From April 6, 2023, a major change in the way Capital Gains Tax is levied on couples going through a break up was introduced, which will help to give both parties some peace of mind in an otherwise miserable situation.
Previously, separating couples wanting to exchange assets such as investments, personal possessions, or property other than the main residence, needed to have done so before the divorce was completed and in the same tax year as when they decided to separate, to avoid paying Capital Gains Tax. This meant that if they decided to separate in January, they could have had only until April 6 of the same year to transfer any assets between each other.
The new law, however, does away with these conditions and enables divorcing couples to exchange assets on a no gain/no cost basis for up to three years after ceasing to live together or for an unlimited period if the transfer occurs as part of formal divorce proceedings.
This change has been introduced to provide couples with more time to reach a formal settlement without incurring Capital Gains Tax liabilities for the transferring spouse, and to create a fairer and more manageable process, particularly for those involved in complex asset division during divorce proceedings.
Welcome Relief For Farming Families
Ian Parker, partner and agricultural tax expert at Whitely Stimpson, said the change would be particularly welcomed by farming families.
“Dividing the assets of a farming business, particularly if both parties are directors, can be a difficult and long-winded undertaking that couples might not want to do when emotions are high, and feelings of loss are raw. Having an extended time to do this, as this change of law allows, will enable couples to come to terms with what has happened before addressing the issue of the farm business assets and deciding on the best outcome for all parties, without the extra worry of being hit with a large Capital Gains Tax bill.”
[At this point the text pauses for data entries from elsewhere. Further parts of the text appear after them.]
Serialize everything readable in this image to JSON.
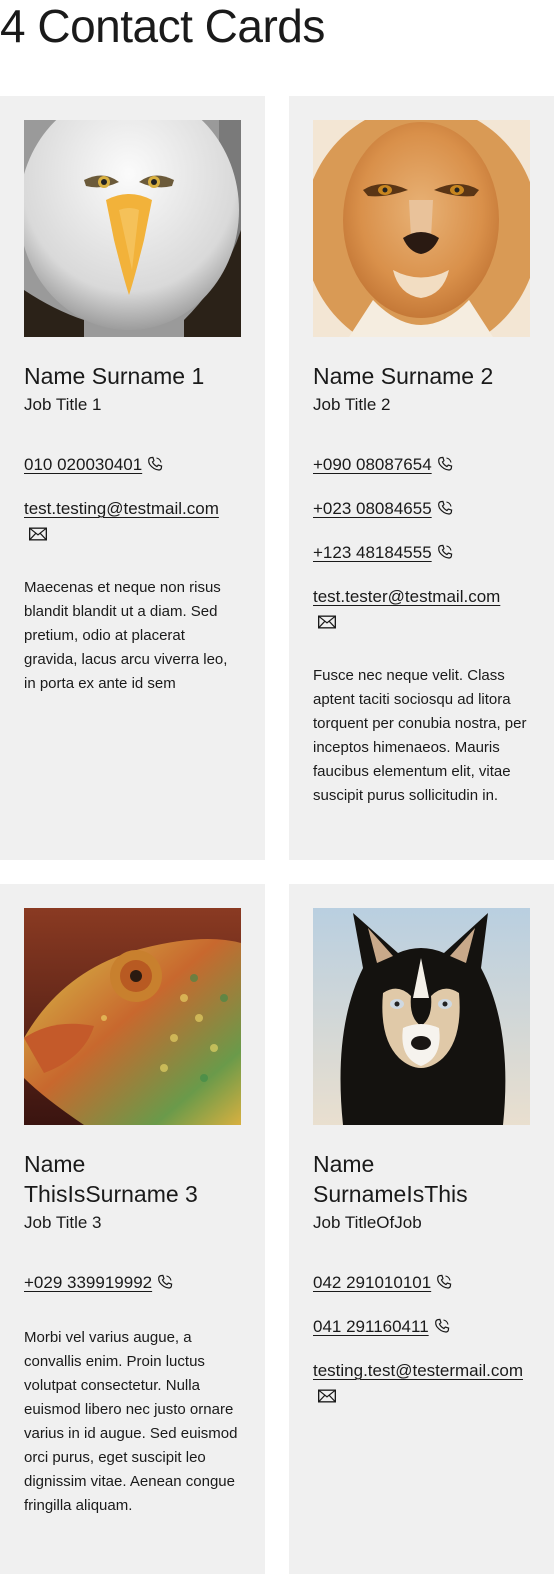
{
  "page": {
    "title": "4 Contact Cards"
  },
  "cards": [
    {
      "name": "Name Surname 1",
      "job": "Job Title 1",
      "phones": [
        "010 020030401"
      ],
      "email": "test.testing@testmail.com",
      "bio": "Maecenas et neque non risus blandit blandit ut a diam. Sed pretium, odio at placerat gravida, lacus arcu viverra leo, in porta ex ante id sem",
      "photo_alt": "eagle"
    },
    {
      "name": "Name Surname 2",
      "job": "Job Title 2",
      "phones": [
        "+090 08087654",
        "+023 08084655",
        "+123 48184555"
      ],
      "email": "test.tester@testmail.com",
      "bio": "Fusce nec neque velit. Class aptent taciti sociosqu ad litora torquent per conubia nostra, per inceptos himenaeos. Mauris faucibus elementum elit, vitae suscipit purus sollicitudin in.",
      "photo_alt": "lion"
    },
    {
      "name": "Name ThisIsSurname 3",
      "job": "Job Title 3",
      "phones": [
        "+029 339919992"
      ],
      "email": "",
      "bio": "Morbi vel varius augue, a convallis enim. Proin luctus volutpat consectetur. Nulla euismod libero nec justo ornare varius in id augue. Sed euismod orci purus, eget suscipit leo dignissim vitae. Aenean congue fringilla aliquam.",
      "photo_alt": "chameleon"
    },
    {
      "name": "Name SurnameIsThis",
      "job": "Job TitleOfJob",
      "phones": [
        "042 291010101",
        "041 291160411"
      ],
      "email": "testing.test@testermail.com",
      "bio": "",
      "photo_alt": "husky"
    }
  ]
}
If you are going through a difficult situation and need to discuss the best way forward for your farming business, get in touch on (01295) 270200 or email firstname.lastname@example.org.